Language makes a difference in what we “see” – how we imagine things to be. We don’t think in words; we think in images. “Think of an elephant,” George Lakoff says, and you see an elephant. Use any word, and you don’t see the word, you see the image that the word provokes.
In the current conversation about policing in our communities and whether to “defund the police,” the word itself brings to our minds different images depending on our experience with police officers. If it has been good, it’s a positive word. If it has been a cause of fear, it is a negative word.

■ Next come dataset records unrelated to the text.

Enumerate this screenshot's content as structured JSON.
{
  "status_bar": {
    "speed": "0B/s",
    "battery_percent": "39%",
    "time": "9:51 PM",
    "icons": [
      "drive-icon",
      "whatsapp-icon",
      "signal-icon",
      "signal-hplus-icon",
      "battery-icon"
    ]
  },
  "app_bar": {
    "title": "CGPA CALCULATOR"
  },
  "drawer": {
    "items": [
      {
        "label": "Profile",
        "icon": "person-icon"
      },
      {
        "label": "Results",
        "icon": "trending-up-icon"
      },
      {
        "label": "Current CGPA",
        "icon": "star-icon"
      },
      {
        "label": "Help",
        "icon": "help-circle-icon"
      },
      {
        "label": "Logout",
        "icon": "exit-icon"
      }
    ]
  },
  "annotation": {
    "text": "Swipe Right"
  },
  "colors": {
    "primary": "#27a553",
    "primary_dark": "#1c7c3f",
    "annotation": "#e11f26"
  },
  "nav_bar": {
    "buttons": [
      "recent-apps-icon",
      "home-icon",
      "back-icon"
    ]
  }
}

Calling them “officers,” for instance, reinforces the idea of hierarchy and domination. Police officers enforce the law. Force and domination are all too often what police bring to their job. And when a person’s experience with force and domination has always caused fear – built up through 400 years of slavery and Jim Crow and white supremacy for Black people – why would anyone expect them to feel positively? Words evoke images. Our imagination needs to be changed by changing the words and language.
What language can we use in place of police officers? Our answers will differ, depending in part on how we view “the police.” We can substitute words like public safety officers or community service personnel, but unless we change the reality of “the police” using force and domination, the language doesn’t change anything.
Many people who advocate for defunding the police are looking to a totally different model for creating safe communities. A safety response team with social workers and people trained in dealing with trauma and mental health concerns, for instance, would be much better than “police officers” responding to many community situations. What do we want people to “see” – to imagine – when we speak of people charged with public safety and community service? Changing the reality, as well as the language, is necessary to make this happen.